++++ Source data ++++

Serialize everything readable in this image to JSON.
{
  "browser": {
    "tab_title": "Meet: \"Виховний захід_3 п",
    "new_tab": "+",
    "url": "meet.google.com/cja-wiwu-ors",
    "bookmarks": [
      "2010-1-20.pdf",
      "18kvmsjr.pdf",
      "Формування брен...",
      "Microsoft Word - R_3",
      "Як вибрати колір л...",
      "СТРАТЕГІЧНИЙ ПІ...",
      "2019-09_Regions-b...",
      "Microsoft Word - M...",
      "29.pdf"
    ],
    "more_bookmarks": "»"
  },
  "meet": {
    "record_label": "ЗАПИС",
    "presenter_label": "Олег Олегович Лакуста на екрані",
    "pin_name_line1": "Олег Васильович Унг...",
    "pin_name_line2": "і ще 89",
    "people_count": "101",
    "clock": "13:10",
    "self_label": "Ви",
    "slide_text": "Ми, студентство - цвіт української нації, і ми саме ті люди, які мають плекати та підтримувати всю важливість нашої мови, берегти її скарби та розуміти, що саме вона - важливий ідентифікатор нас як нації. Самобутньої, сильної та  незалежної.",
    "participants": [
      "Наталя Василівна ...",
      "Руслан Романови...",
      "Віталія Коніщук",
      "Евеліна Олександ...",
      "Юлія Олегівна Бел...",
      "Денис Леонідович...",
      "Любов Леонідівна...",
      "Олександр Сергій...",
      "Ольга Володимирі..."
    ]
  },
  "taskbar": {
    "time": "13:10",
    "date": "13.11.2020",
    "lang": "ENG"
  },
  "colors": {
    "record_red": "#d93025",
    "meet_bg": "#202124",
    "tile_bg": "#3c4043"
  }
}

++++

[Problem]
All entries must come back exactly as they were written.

[Answer space]
Serialize everything readable in this image to JSON.
{
  "browser": {
    "tab_title": "Meet: \"Виховний захід_3 п",
    "new_tab": "+",
    "url": "meet.google.com/cja-wiwu-ors",
    "bookmarks": [
      "2010-1-20.pdf",
      "18kvmsjr.pdf",
      "Формування брен...",
      "Microsoft Word - R_3",
      "Як вибрати колір л...",
      "СТРАТЕГІЧНИЙ ПІ...",
      "2019-09_Regions-b...",
      "Microsoft Word - M...",
      "29.pdf"
    ],
    "more_bookmarks": "»"
  },
  "meet": {
    "record_label": "ЗАПИС",
    "presenter_label": "Олег Олегович Лакуста на екрані",
    "pin_name_line1": "Олег Васильович Унг...",
    "pin_name_line2": "і ще 89",
    "people_count": "101",
    "clock": "13:10",
    "self_label": "Ви",
    "slide_text": "Ми, студентство - цвіт української нації, і ми саме ті люди, які мають плекати та підтримувати всю важливість нашої мови, берегти її скарби та розуміти, що саме вона - важливий ідентифікатор нас як нації. Самобутньої, сильної та  незалежної.",
    "participants": [
      "Наталя Василівна ...",
      "Руслан Романови...",
      "Віталія Коніщук",
      "Евеліна Олександ...",
      "Юлія Олегівна Бел...",
      "Денис Леонідович...",
      "Любов Леонідівна...",
      "Олександр Сергій...",
      "Ольга Володимирі..."
    ]
  },
  "taskbar": {
    "time": "13:10",
    "date": "13.11.2020",
    "lang": "ENG"
  },
  "colors": {
    "record_red": "#d93025",
    "meet_bg": "#202124",
    "tile_bg": "#3c4043"
  }
}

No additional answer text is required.